Aim of the exercise:
The whole listing below should be retyped exactly, without any images.

================

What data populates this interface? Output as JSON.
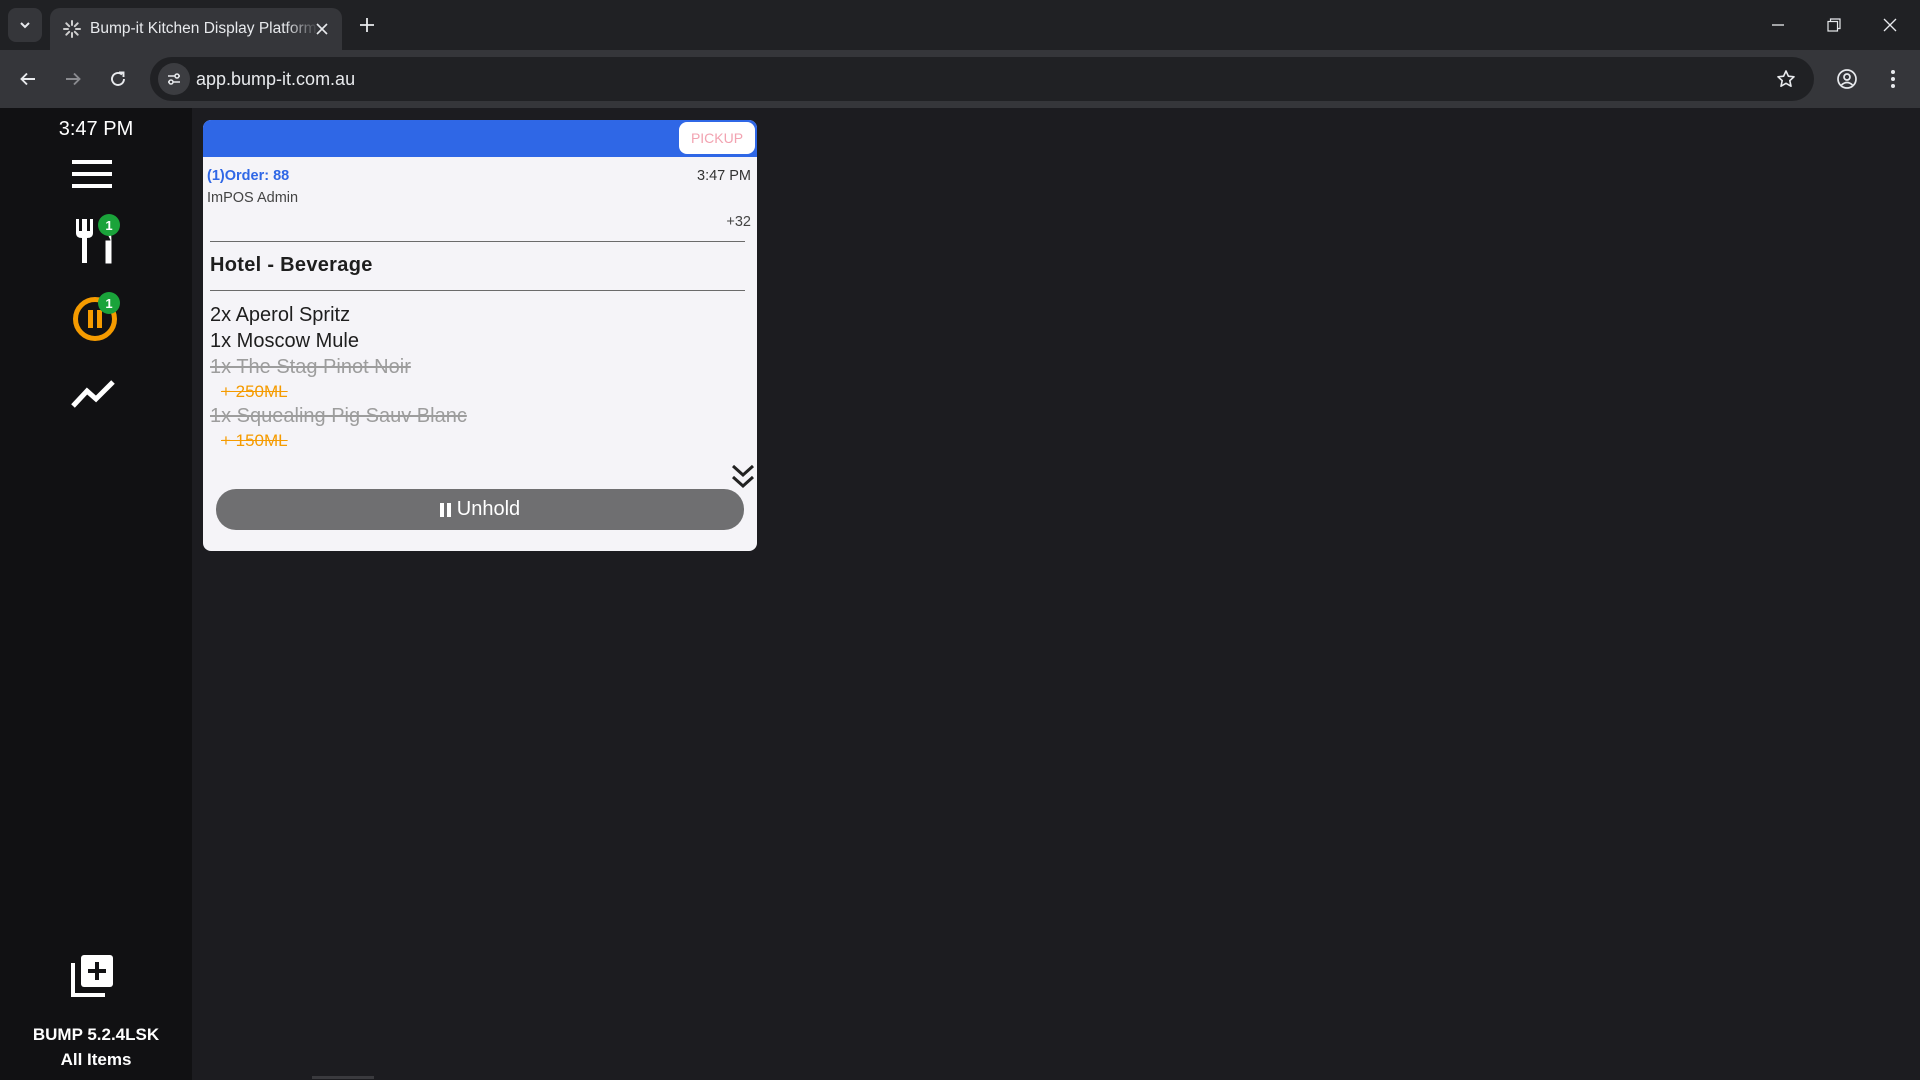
{
  "browser": {
    "tab_title": "Bump-it Kitchen Display Platform",
    "url": "app.bump-it.com.au"
  },
  "sidebar": {
    "clock": "3:47 PM",
    "items": [
      {
        "name": "menu",
        "icon": "hamburger-menu-icon"
      },
      {
        "name": "orders",
        "icon": "fork-knife-icon",
        "badge": "1"
      },
      {
        "name": "on-hold",
        "icon": "pause-circle-icon",
        "badge": "1",
        "color": "#f59b00"
      },
      {
        "name": "analytics",
        "icon": "trend-line-icon"
      }
    ],
    "add_icon": "add-box-icon",
    "version": "BUMP 5.2.4LSK",
    "view": "All Items"
  },
  "order": {
    "header_color": "#2f67e6",
    "type_label": "PICKUP",
    "id_label": "(1)Order: 88",
    "time": "3:47 PM",
    "user": "ImPOS Admin",
    "extra": "+32",
    "section": "Hotel - Beverage",
    "items": [
      {
        "text": "2x Aperol Spritz",
        "struck": false
      },
      {
        "text": "1x Moscow Mule",
        "struck": false
      },
      {
        "text": "1x The Stag Pinot Noir",
        "struck": true,
        "modifier": "+ 250ML"
      },
      {
        "text": "1x Squealing Pig Sauv Blanc",
        "struck": true,
        "modifier": "+ 150ML"
      }
    ],
    "unhold_label": "Unhold"
  }
}
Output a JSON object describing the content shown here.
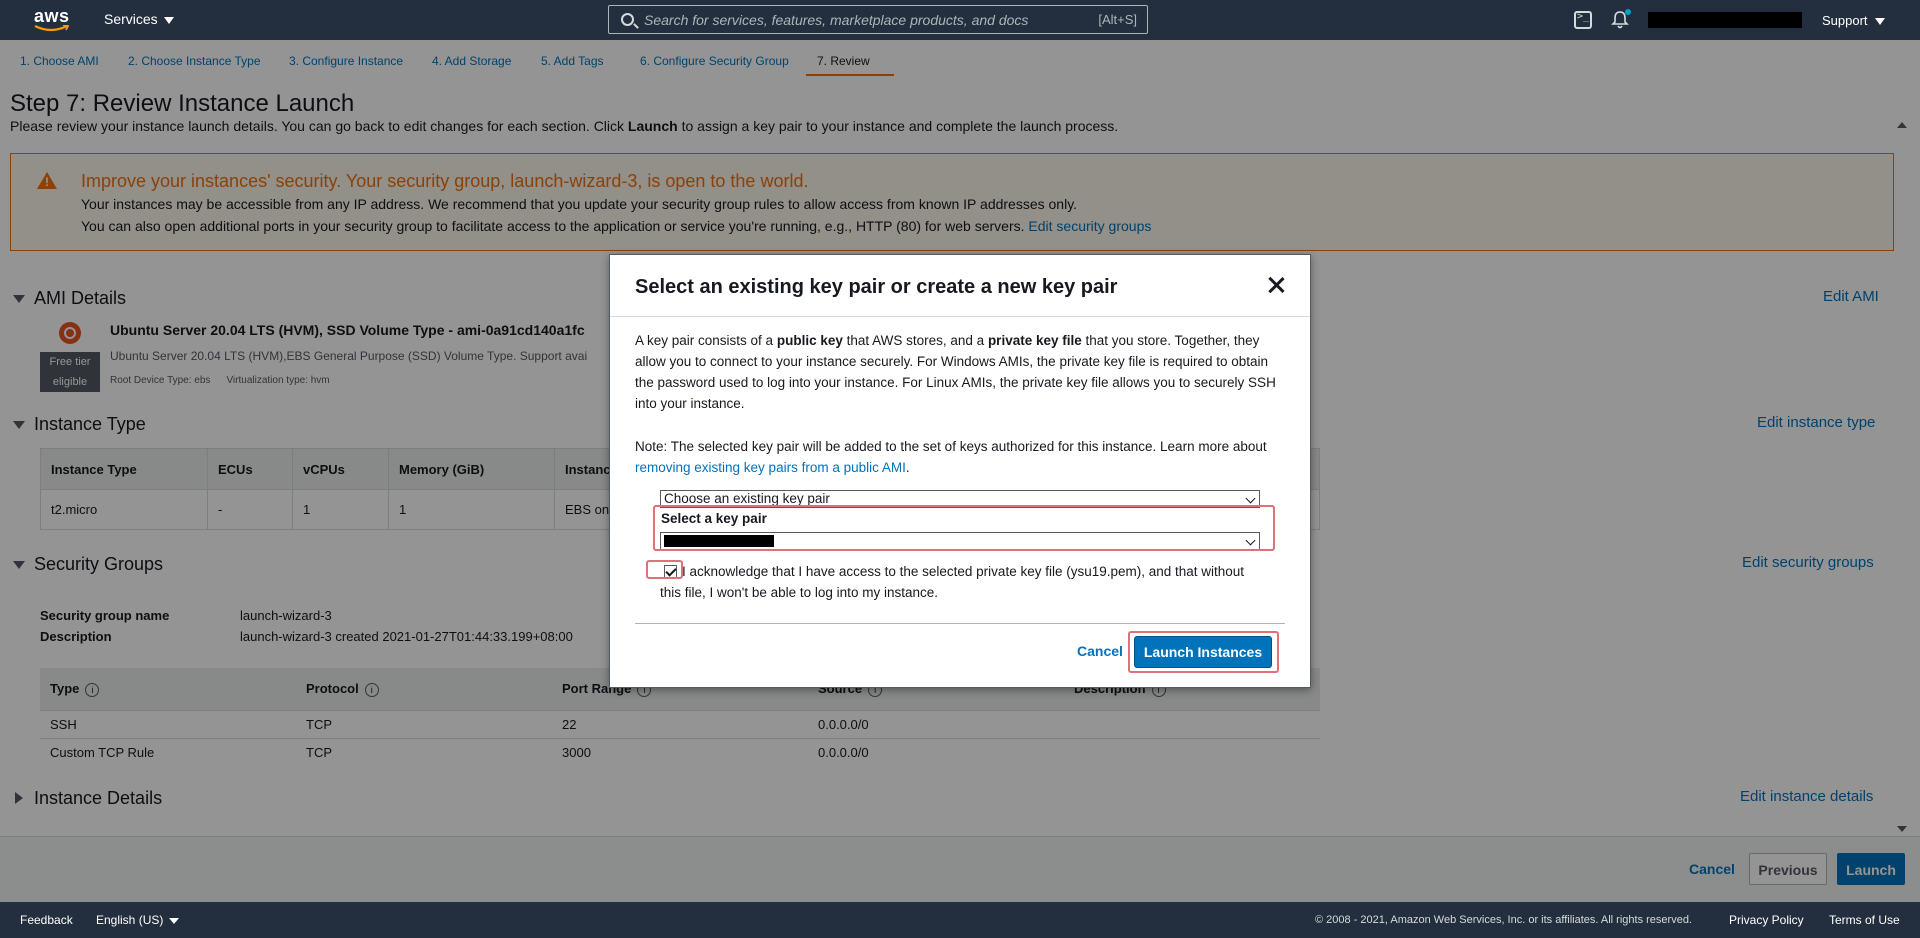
{
  "topnav": {
    "logo_text": "aws",
    "services_label": "Services",
    "search_placeholder": "Search for services, features, marketplace products, and docs",
    "search_shortcut": "[Alt+S]",
    "support_label": "Support"
  },
  "steps": [
    {
      "label": "1. Choose AMI"
    },
    {
      "label": "2. Choose Instance Type"
    },
    {
      "label": "3. Configure Instance"
    },
    {
      "label": "4. Add Storage"
    },
    {
      "label": "5. Add Tags"
    },
    {
      "label": "6. Configure Security Group"
    },
    {
      "label": "7. Review"
    }
  ],
  "page": {
    "title": "Step 7: Review Instance Launch",
    "desc_before": "Please review your instance launch details. You can go back to edit changes for each section. Click ",
    "desc_bold": "Launch",
    "desc_after": " to assign a key pair to your instance and complete the launch process."
  },
  "warning": {
    "title": "Improve your instances' security. Your security group, launch-wizard-3, is open to the world.",
    "line1": "Your instances may be accessible from any IP address. We recommend that you update your security group rules to allow access from known IP addresses only.",
    "line2": "You can also open additional ports in your security group to facilitate access to the application or service you're running, e.g., HTTP (80) for web servers.",
    "link": "Edit security groups"
  },
  "ami": {
    "section_title": "AMI Details",
    "edit_label": "Edit AMI",
    "name": "Ubuntu Server 20.04 LTS (HVM), SSD Volume Type - ami-0a91cd140a1fc",
    "desc": "Ubuntu Server 20.04 LTS (HVM),EBS General Purpose (SSD) Volume Type. Support avai",
    "root_device": "Root Device Type: ebs",
    "virtualization": "Virtualization type: hvm",
    "free_tier_line1": "Free tier",
    "free_tier_line2": "eligible"
  },
  "instance_type": {
    "section_title": "Instance Type",
    "edit_label": "Edit instance type",
    "columns": [
      "Instance Type",
      "ECUs",
      "vCPUs",
      "Memory (GiB)",
      "Instanc"
    ],
    "row": [
      "t2.micro",
      "-",
      "1",
      "1",
      "EBS on"
    ]
  },
  "security_groups": {
    "section_title": "Security Groups",
    "edit_label": "Edit security groups",
    "name_label": "Security group name",
    "name_value": "launch-wizard-3",
    "desc_label": "Description",
    "desc_value": "launch-wizard-3 created 2021-01-27T01:44:33.199+08:00",
    "columns": [
      "Type",
      "Protocol",
      "Port Range",
      "Source",
      "Description"
    ],
    "rows": [
      [
        "SSH",
        "TCP",
        "22",
        "0.0.0.0/0",
        ""
      ],
      [
        "Custom TCP Rule",
        "TCP",
        "3000",
        "0.0.0.0/0",
        ""
      ]
    ]
  },
  "instance_details": {
    "section_title": "Instance Details",
    "edit_label": "Edit instance details"
  },
  "bottom": {
    "cancel": "Cancel",
    "previous": "Previous",
    "launch": "Launch"
  },
  "footer": {
    "feedback": "Feedback",
    "language": "English (US)",
    "copyright": "© 2008 - 2021, Amazon Web Services, Inc. or its affiliates. All rights reserved.",
    "privacy": "Privacy Policy",
    "terms": "Terms of Use"
  },
  "modal": {
    "title": "Select an existing key pair or create a new key pair",
    "p1_a": "A key pair consists of a ",
    "p1_b": "public key",
    "p1_c": " that AWS stores, and a ",
    "p1_d": "private key file",
    "p1_e": " that you store. Together, they allow you to connect to your instance securely. For Windows AMIs, the private key file is required to obtain the password used to log into your instance. For Linux AMIs, the private key file allows you to securely SSH into your instance.",
    "note": "Note: The selected key pair will be added to the set of keys authorized for this instance. Learn more about ",
    "note_link": "removing existing key pairs from a public AMI",
    "note_end": ".",
    "option_select": "Choose an existing key pair",
    "key_label": "Select a key pair",
    "ack": "I acknowledge that I have access to the selected private key file (ysu19.pem), and that without this file, I won't be able to log into my instance.",
    "cancel": "Cancel",
    "launch": "Launch Instances"
  }
}
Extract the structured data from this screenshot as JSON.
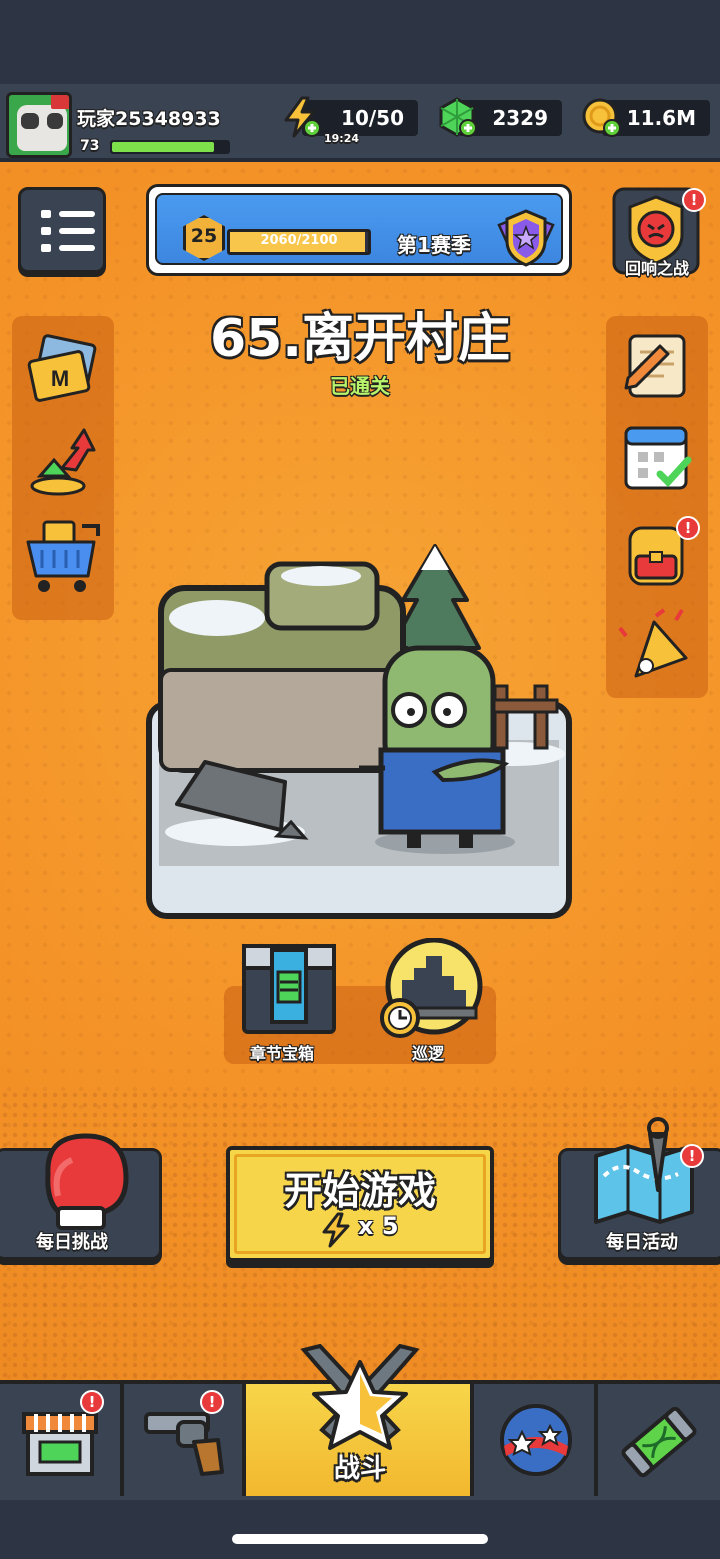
{
  "player": {
    "name": "玩家25348933",
    "level": "73",
    "xp_progress": 0.88
  },
  "resources": {
    "energy": "10/50",
    "energy_timer": "19:24",
    "gems": "2329",
    "coins": "11.6M"
  },
  "season": {
    "level": "25",
    "xp": "2060/2100",
    "progress": 0.98,
    "label": "第1赛季"
  },
  "top_right": {
    "label": "回响之战",
    "badge": "!"
  },
  "stage": {
    "title": "65.离开村庄",
    "status": "已通关"
  },
  "mini_actions": {
    "chest_label": "章节宝箱",
    "patrol_label": "巡逻"
  },
  "actions": {
    "daily_challenge": "每日挑战",
    "start_label": "开始游戏",
    "start_cost": "x 5",
    "daily_event": "每日活动",
    "badge": "!"
  },
  "nav": {
    "battle_label": "战斗",
    "badge": "!"
  },
  "icons": {
    "energy": "lightning-icon",
    "gem": "gem-icon",
    "coin": "coin-icon",
    "menu": "menu-list-icon",
    "season_badge": "star-shield-icon",
    "shop": "shop-icon",
    "weapon": "revolver-icon",
    "battle": "star-crossed-swords-icon",
    "orb": "star-orb-icon",
    "gene": "dna-capsule-icon"
  },
  "colors": {
    "background": "#f59a2a",
    "panel": "#3a4352",
    "accent_yellow": "#f7d54a",
    "xp_green": "#7ee04a",
    "status_green": "#b9f56a",
    "badge_red": "#e83a3a"
  }
}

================

Solution:
What data populates this interface? Output as JSON.
{
  "browser": {
    "tab_title": "Bump-it Kitchen Display Platform",
    "url": "app.bump-it.com.au"
  },
  "sidebar": {
    "clock": "3:47 PM",
    "items": [
      {
        "name": "menu",
        "icon": "hamburger-menu-icon"
      },
      {
        "name": "orders",
        "icon": "fork-knife-icon",
        "badge": "1"
      },
      {
        "name": "on-hold",
        "icon": "pause-circle-icon",
        "badge": "1",
        "color": "#f59b00"
      },
      {
        "name": "analytics",
        "icon": "trend-line-icon"
      }
    ],
    "add_icon": "add-box-icon",
    "version": "BUMP 5.2.4LSK",
    "view": "All Items"
  },
  "order": {
    "header_color": "#2f67e6",
    "type_label": "PICKUP",
    "id_label": "(1)Order: 88",
    "time": "3:47 PM",
    "user": "ImPOS Admin",
    "extra": "+32",
    "section": "Hotel - Beverage",
    "items": [
      {
        "text": "2x Aperol Spritz",
        "struck": false
      },
      {
        "text": "1x Moscow Mule",
        "struck": false
      },
      {
        "text": "1x The Stag Pinot Noir",
        "struck": true,
        "modifier": "+ 250ML"
      },
      {
        "text": "1x Squealing Pig Sauv Blanc",
        "struck": true,
        "modifier": "+ 150ML"
      }
    ],
    "unhold_label": "Unhold"
  }
}
Output a JSON object describing the content shown here.
{
  "topnav": {
    "logo_text": "aws",
    "services_label": "Services",
    "search_placeholder": "Search for services, features, marketplace products, and docs",
    "search_shortcut": "[Alt+S]",
    "support_label": "Support"
  },
  "steps": [
    {
      "label": "1. Choose AMI"
    },
    {
      "label": "2. Choose Instance Type"
    },
    {
      "label": "3. Configure Instance"
    },
    {
      "label": "4. Add Storage"
    },
    {
      "label": "5. Add Tags"
    },
    {
      "label": "6. Configure Security Group"
    },
    {
      "label": "7. Review"
    }
  ],
  "page": {
    "title": "Step 7: Review Instance Launch",
    "desc_before": "Please review your instance launch details. You can go back to edit changes for each section. Click ",
    "desc_bold": "Launch",
    "desc_after": " to assign a key pair to your instance and complete the launch process."
  },
  "warning": {
    "title": "Improve your instances' security. Your security group, launch-wizard-3, is open to the world.",
    "line1": "Your instances may be accessible from any IP address. We recommend that you update your security group rules to allow access from known IP addresses only.",
    "line2": "You can also open additional ports in your security group to facilitate access to the application or service you're running, e.g., HTTP (80) for web servers.",
    "link": "Edit security groups"
  },
  "ami": {
    "section_title": "AMI Details",
    "edit_label": "Edit AMI",
    "name": "Ubuntu Server 20.04 LTS (HVM), SSD Volume Type - ami-0a91cd140a1fc",
    "desc": "Ubuntu Server 20.04 LTS (HVM),EBS General Purpose (SSD) Volume Type. Support avai",
    "root_device": "Root Device Type: ebs",
    "virtualization": "Virtualization type: hvm",
    "free_tier_line1": "Free tier",
    "free_tier_line2": "eligible"
  },
  "instance_type": {
    "section_title": "Instance Type",
    "edit_label": "Edit instance type",
    "columns": [
      "Instance Type",
      "ECUs",
      "vCPUs",
      "Memory (GiB)",
      "Instanc"
    ],
    "row": [
      "t2.micro",
      "-",
      "1",
      "1",
      "EBS on"
    ]
  },
  "security_groups": {
    "section_title": "Security Groups",
    "edit_label": "Edit security groups",
    "name_label": "Security group name",
    "name_value": "launch-wizard-3",
    "desc_label": "Description",
    "desc_value": "launch-wizard-3 created 2021-01-27T01:44:33.199+08:00",
    "columns": [
      "Type",
      "Protocol",
      "Port Range",
      "Source",
      "Description"
    ],
    "rows": [
      [
        "SSH",
        "TCP",
        "22",
        "0.0.0.0/0",
        ""
      ],
      [
        "Custom TCP Rule",
        "TCP",
        "3000",
        "0.0.0.0/0",
        ""
      ]
    ]
  },
  "instance_details": {
    "section_title": "Instance Details",
    "edit_label": "Edit instance details"
  },
  "bottom": {
    "cancel": "Cancel",
    "previous": "Previous",
    "launch": "Launch"
  },
  "footer": {
    "feedback": "Feedback",
    "language": "English (US)",
    "copyright": "© 2008 - 2021, Amazon Web Services, Inc. or its affiliates. All rights reserved.",
    "privacy": "Privacy Policy",
    "terms": "Terms of Use"
  },
  "modal": {
    "title": "Select an existing key pair or create a new key pair",
    "p1_a": "A key pair consists of a ",
    "p1_b": "public key",
    "p1_c": " that AWS stores, and a ",
    "p1_d": "private key file",
    "p1_e": " that you store. Together, they allow you to connect to your instance securely. For Windows AMIs, the private key file is required to obtain the password used to log into your instance. For Linux AMIs, the private key file allows you to securely SSH into your instance.",
    "note": "Note: The selected key pair will be added to the set of keys authorized for this instance. Learn more about ",
    "note_link": "removing existing key pairs from a public AMI",
    "note_end": ".",
    "option_select": "Choose an existing key pair",
    "key_label": "Select a key pair",
    "ack": "I acknowledge that I have access to the selected private key file (ysu19.pem), and that without this file, I won't be able to log into my instance.",
    "cancel": "Cancel",
    "launch": "Launch Instances"
  }
}
Extract the structured data from this screenshot as JSON.
{
  "player": {
    "name": "玩家25348933",
    "level": "73",
    "xp_progress": 0.88
  },
  "resources": {
    "energy": "10/50",
    "energy_timer": "19:24",
    "gems": "2329",
    "coins": "11.6M"
  },
  "season": {
    "level": "25",
    "xp": "2060/2100",
    "progress": 0.98,
    "label": "第1赛季"
  },
  "top_right": {
    "label": "回响之战",
    "badge": "!"
  },
  "stage": {
    "title": "65.离开村庄",
    "status": "已通关"
  },
  "mini_actions": {
    "chest_label": "章节宝箱",
    "patrol_label": "巡逻"
  },
  "actions": {
    "daily_challenge": "每日挑战",
    "start_label": "开始游戏",
    "start_cost": "x 5",
    "daily_event": "每日活动",
    "badge": "!"
  },
  "nav": {
    "battle_label": "战斗",
    "badge": "!"
  },
  "icons": {
    "energy": "lightning-icon",
    "gem": "gem-icon",
    "coin": "coin-icon",
    "menu": "menu-list-icon",
    "season_badge": "star-shield-icon",
    "shop": "shop-icon",
    "weapon": "revolver-icon",
    "battle": "star-crossed-swords-icon",
    "orb": "star-orb-icon",
    "gene": "dna-capsule-icon"
  },
  "colors": {
    "background": "#f59a2a",
    "panel": "#3a4352",
    "accent_yellow": "#f7d54a",
    "xp_green": "#7ee04a",
    "status_green": "#b9f56a",
    "badge_red": "#e83a3a"
  }
}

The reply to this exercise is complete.